Rotigotine, a dopamine agonist of the non-ergoline class of medications indicated for the treatment of Parkinson’s disease (PD) and restless leg syndrome, is under investigation as a potential cognitive enhancer for Alzheimer’s. Recently, preliminary findings from the DOPAD trial, which tests the dopaminergic therapy, were presented. The trial in 94 mild Alzheimer’s patients tested whether rotigotine improved cognitive function, including executive function, and activities of daily living after six months of treatment.
Focus on synapses
The focus of a few of the clinical studies are synapses, the junctions between nerve cells, which are important for memory and cognition. Current treatments increase levels of the neurotransmitter acetylcholine with modest impact on Alzheimer’s symptoms.

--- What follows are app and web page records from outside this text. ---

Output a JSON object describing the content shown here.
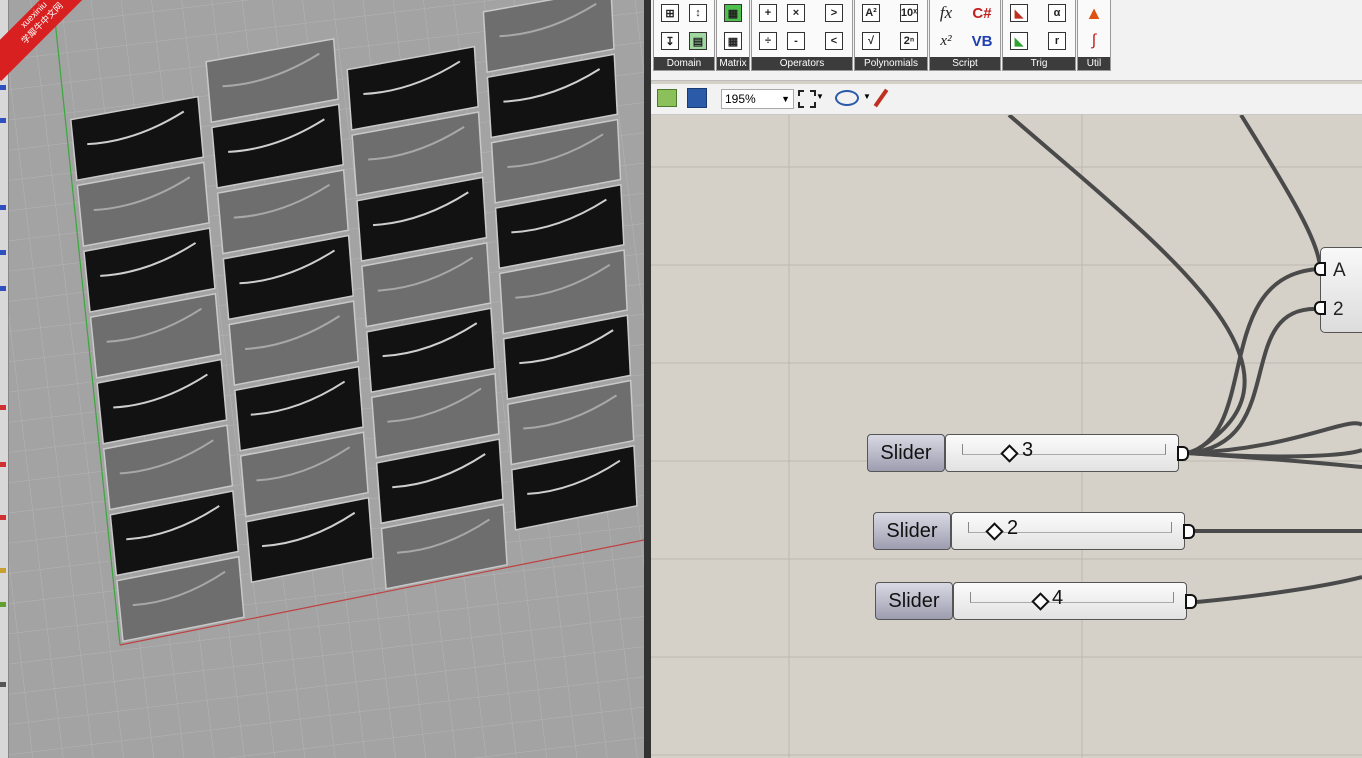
{
  "watermark": {
    "line1": "xuexiniu",
    "line2": "学犀牛中文网"
  },
  "ribbon": {
    "panels": [
      {
        "name": "Domain"
      },
      {
        "name": "Matrix"
      },
      {
        "name": "Operators"
      },
      {
        "name": "Polynomials"
      },
      {
        "name": "Script"
      },
      {
        "name": "Trig"
      },
      {
        "name": "Util"
      }
    ],
    "operator_glyphs": [
      "+",
      "×",
      ">",
      "÷",
      "-",
      "<"
    ],
    "polynomial_glyphs": [
      "A²",
      "10ˣ",
      "√",
      "2ⁿ"
    ],
    "script_glyphs": [
      "fx",
      "C#",
      "x²",
      "VB"
    ],
    "trig_glyphs": [
      "α",
      "r"
    ]
  },
  "toolbar": {
    "zoom": "195%"
  },
  "sliders": [
    {
      "label": "Slider",
      "value": "3"
    },
    {
      "label": "Slider",
      "value": "2"
    },
    {
      "label": "Slider",
      "value": "4"
    }
  ],
  "component": {
    "inputs": [
      "A",
      "2"
    ]
  },
  "colors": {
    "canvas": "#d5d1c9",
    "wire": "#4a4a4a",
    "panel_caption": "#3c3c3c",
    "watermark": "#d92020"
  }
}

Researchers from Vanderbilt University Medical Center reported preliminary results from a Phase 1 study of novel drug compound VU319 that modulates muscarinic (M1) synaptic receptors. So far, a total number of five doses of VU319 have been tested in patients and they have been well-tolerated. After analysing the data from a multiple-ascending dose study to assess the safety and tolerability of seven consecutive-day dosing, the researchers are aiming a Phase 2a VU319 study in people with mild cognitive impairment in the latter half of 2019. It will be a proof-of-concept, double-blind, placebo-controlled study to assess the ability of VU319 to modulate brain networks. Previous drugs targeting M1 produced improvement in cognitive performance and behavioural disturbances in Alzheimer’s patients, but failed in Phase 3 trials due to intolerable (cholinergic) side effects, as per ADDF data.
Other candidates targeting synaptic activity and neurotransmitters include Takeda’s TAK-071 (Phase 1) as a combination treatment with donepezil, a palliative treatment for Alzheimer’s, Agenebio Inc’ s AGB101 (Phase2/3), Heptares’ HTL0009936 (Phase 1), H Lundbeck/Otsuka’s Lu AE58054 (idalopirdine) 5-HT6 receptor antagonist and Boehringer Ingelheim’s BI 409306 phosphodiesterase 9A inhibitor (Phase 2).
ApoE approach & cell therapy
Several gene therapy and stem cell approaches for dementia are in the experimental stage. Among the genes, ApoE4 is the most targeted genetic risk factor for Alzheimer’s disease. People with two copies of the ApoE -e4 variant of the gene are up to 12 times more likely to develop Alzheimer’s and to get it at younger ages. Dr Ronald Crystal of Weill Cornell Medicine uses ApoE- e2, the protective variant of the gene delivered to the brain, to counteract the negative effects of ApoE -e4. Dr Crystal recently received FDA approval to proceed to the first human clinical trials with ApoE2 gene therapy. In a different approach, Dr Anastasia Khvorova et al. of the University of Massachusetts Medical School are developing RNAi constructs, which are called anti-sense oligonucleotides, to reduce APOE gene expression, according to the ADDF, which funds the studies.
Ageless Regenerative Institute is studying adipose-derived stromal cells as a cell therapy approach to protect neurons. The investigations have reached Phase 2 stage.
AstroStem by Nature Cell Co. Ltd is another stem cell therapy being explored in Phase 1/2. Some of the leading pharmaceutical companies, including Novartis, Eli Lilly, Janssen, Biogen, AbbVie, AC Immune, AB Science, AstraZeneca, Genentech, Sanofi, MSD as well as universities and Alzheimer’s organisations are also working on the Alzheimer’s drug pipeline, which is broadening by the day.